Maybe we should outsource the TSA to Israel.
You know how many muslims live in britain? The inconvenience wouldnt be to 'some' muslims, and the rioting in the streets that would follow would be unpleasant to say the least. You know what happened in bradford just a few years ago?
Riots can easily be contained through the widespread use of live ammo, fragmentation grenades, and flamethrowers.
Doing a little fishing are we?
Most civil servants I know are pretty normal and decent people. The bureaucracies are truly mystifying.
From what I can see, the TSA will never hold a candle to the post office monster. I was watching a friend deliver mail once from accross the street, and he had a bureaucrat three paces behind him counting each step.
Although, they might, I say - MIGHT - give you a little slack if they know you're flyinh El Al.

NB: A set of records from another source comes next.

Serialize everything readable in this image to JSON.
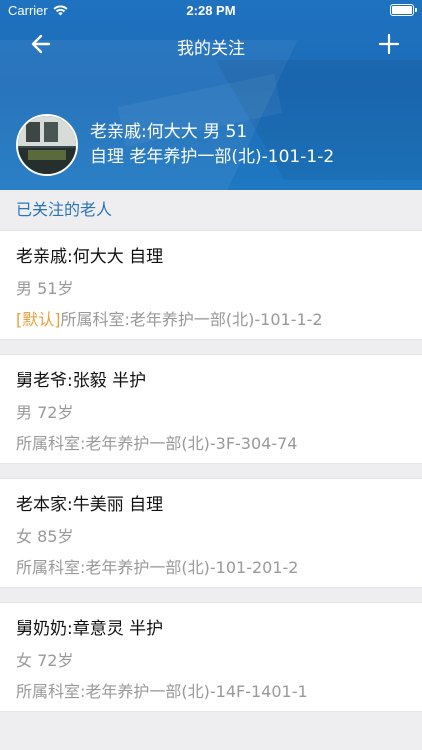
{
  "status_bar": {
    "carrier": "Carrier",
    "time": "2:28 PM"
  },
  "nav": {
    "title": "我的关注"
  },
  "profile": {
    "line1": "老亲戚:何大大 男 51",
    "line2": "自理 老年养护一部(北)-101-1-2"
  },
  "section": {
    "title": "已关注的老人"
  },
  "cards": [
    {
      "title": "老亲戚:何大大 自理",
      "sub": "男 51岁",
      "tag": "[默认]",
      "dept": "所属科室:老年养护一部(北)-101-1-2"
    },
    {
      "title": "舅老爷:张毅 半护",
      "sub": "男 72岁",
      "tag": "",
      "dept": "所属科室:老年养护一部(北)-3F-304-74"
    },
    {
      "title": "老本家:牛美丽 自理",
      "sub": "女 85岁",
      "tag": "",
      "dept": "所属科室:老年养护一部(北)-101-201-2"
    },
    {
      "title": "舅奶奶:章意灵 半护",
      "sub": "女 72岁",
      "tag": "",
      "dept": "所属科室:老年养护一部(北)-14F-1401-1"
    }
  ],
  "icons": {
    "back": "arrow-left-icon",
    "add": "plus-icon",
    "wifi": "wifi-icon",
    "battery": "battery-icon"
  },
  "colors": {
    "header_blue": "#1c6cb8",
    "section_title": "#2a75b8",
    "default_tag": "#e6a23c"
  }
}
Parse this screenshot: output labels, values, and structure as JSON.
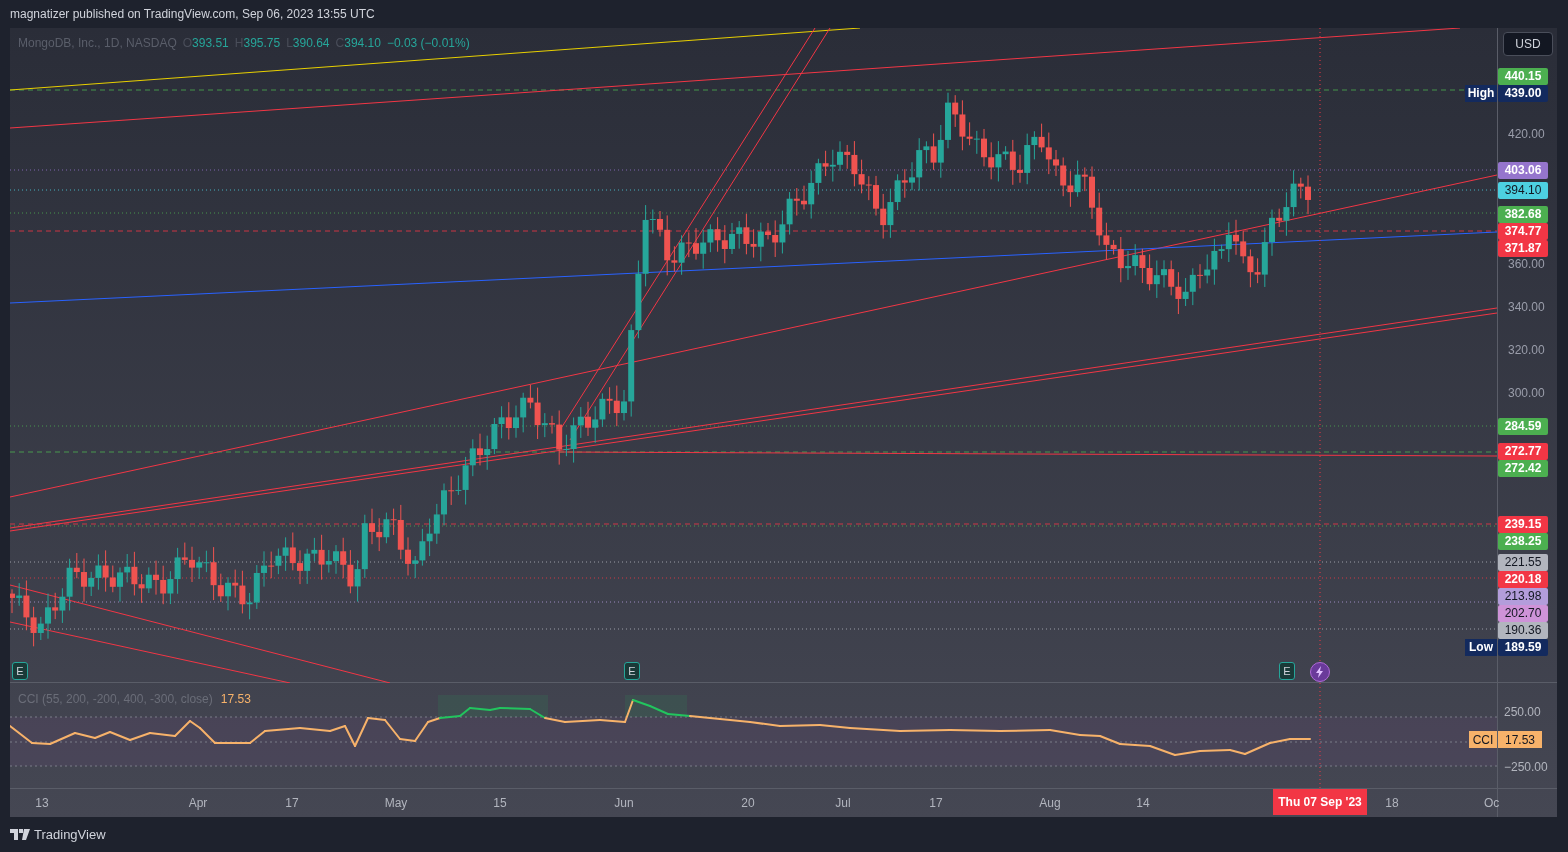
{
  "header": {
    "text": "magnatizer published on TradingView.com, Sep 06, 2023 13:55 UTC"
  },
  "legend": {
    "symbol": "MongoDB, Inc., 1D, NASDAQ",
    "values": [
      {
        "key": "O",
        "value": "393.51"
      },
      {
        "key": "H",
        "value": "395.75"
      },
      {
        "key": "L",
        "value": "390.64"
      },
      {
        "key": "C",
        "value": "394.10"
      }
    ],
    "change": "−0.03 (−0.01%)"
  },
  "currency": "USD",
  "price_ticks": [
    "420.00",
    "360.00",
    "340.00",
    "320.00",
    "300.00"
  ],
  "price_labels": [
    {
      "text": "440.15",
      "color": "#4caf50"
    },
    {
      "title": "High",
      "text": "439.00",
      "color": "#132a5e"
    },
    {
      "text": "403.06",
      "color": "#9575cd"
    },
    {
      "text": "394.10",
      "color": "#4dd0e1"
    },
    {
      "text": "382.68",
      "color": "#4caf50"
    },
    {
      "text": "374.77",
      "color": "#f23645"
    },
    {
      "text": "371.87",
      "color": "#f23645"
    },
    {
      "text": "284.59",
      "color": "#4caf50"
    },
    {
      "text": "272.77",
      "color": "#f23645"
    },
    {
      "text": "272.42",
      "color": "#4caf50"
    },
    {
      "text": "239.15",
      "color": "#f23645"
    },
    {
      "text": "238.25",
      "color": "#4caf50"
    },
    {
      "text": "221.55",
      "color": "#b2b5be"
    },
    {
      "text": "220.18",
      "color": "#f23645"
    },
    {
      "text": "213.98",
      "color": "#b39ddb"
    },
    {
      "text": "202.70",
      "color": "#ce93d8"
    },
    {
      "text": "190.36",
      "color": "#b2b5be"
    },
    {
      "title": "Low",
      "text": "189.59",
      "color": "#132a5e"
    }
  ],
  "events": [
    {
      "kind": "earnings",
      "label": "E"
    },
    {
      "kind": "earnings",
      "label": "E"
    },
    {
      "kind": "earnings",
      "label": "E"
    },
    {
      "kind": "split"
    }
  ],
  "cci": {
    "legend": "CCI (55, 200, -200, 400, -300, close)",
    "value": "17.53",
    "ticks": [
      "250.00",
      "−250.00"
    ],
    "label": "CCI",
    "label_value": "17.53"
  },
  "time_axis": [
    "13",
    "Apr",
    "17",
    "May",
    "15",
    "Jun",
    "20",
    "Jul",
    "17",
    "Aug",
    "14",
    "18",
    "Oc"
  ],
  "date_marker": "Thu 07 Sep '23",
  "footer": {
    "brand": "TradingView"
  }
}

It's El Al that insists on such procedures, not the "Israelis." When we visited Israel in March, those who checked us in asked some questions, but did not open and check any of our bags after they went through the scanner, though they checked the bags of others in our group. Indeed, they checked the bags of the Jewish passengers more intently than they did ours. We flew Continental out of Tel Aviv.
Bettenelli leaves the impression that no one but Arabs have their bags or shoes checked. That is simply not true, based on our experience.
"Americans might balk at El Al-style ethnic profiling"? I'm laughing so hard I'm crying. Oh wait, I'm just crying.
Exactly. The Tel-Aviv airport is deserted except at certain times when tourists are coming and going, and most of the tourists and other business people do not come into Israel on El-Al.
We noticed Israeli security folks digging through the bags of American non-Hasidic Jews and were surprised by it, especially when they didn't look through the bags of over half the pasty-faced white couples who went on our tour.
This person that "squeals for having to remove their shoes" (or more precisely, refuses to fly and now drives instead) does so not because airport security is an affront to dignity but because it is an affront to dignity that is put on for show and doesn't have anything to do with terrorism.
The indignities of an El Al type check are inflicted for the sake of real security which makes them infinitely more tolerable.
You're right. We should cavity search each and every passenger to make sure they don't have hidden bombs up their butts.
Get a clue.
You really think thats going to happen in england?
Six of the world's ten busiest airports by passenger  are in the US with Atlanta [86 million] and O'Hare [77 million] leading the pack. Heathrow is third with 68 million followed by Tokyo [63 million], LA [61 million], and Dallas [59 million].
I have flown El Al into Tel Aviv and was impressed with the security screening, but there is no way we can replicate it given our passenger volume.
Oh, I agree... but everyone doesnt have as riotous proclivities as some.
El Al profiles. What a concept huh?
Thank you for noting this!
On a similar note, when I once visited Belarus I was warned that they would dump out my bags and all sorts of horror stories. They did not. I was honest with them and they saw no threat, so they bid me happy vacation.
If only our own security could do as well.
The "profilers" were a couple of kids. They let my wife and I pass through, and checked the bags of several 65 and 70 year old ladies who were much less of a threat than we were.
The whole thing looked random to me.
It was, however, very orderly and efficient.
When we got back to Newark, going through customs was chaos. Too few agents, too many people.
I could have been bringing in 100 pounds of coke and they would have never known it.
Coming back in to the USA, I could have brought a rocket launcher and a camel. In my shorts. If the camel would fit.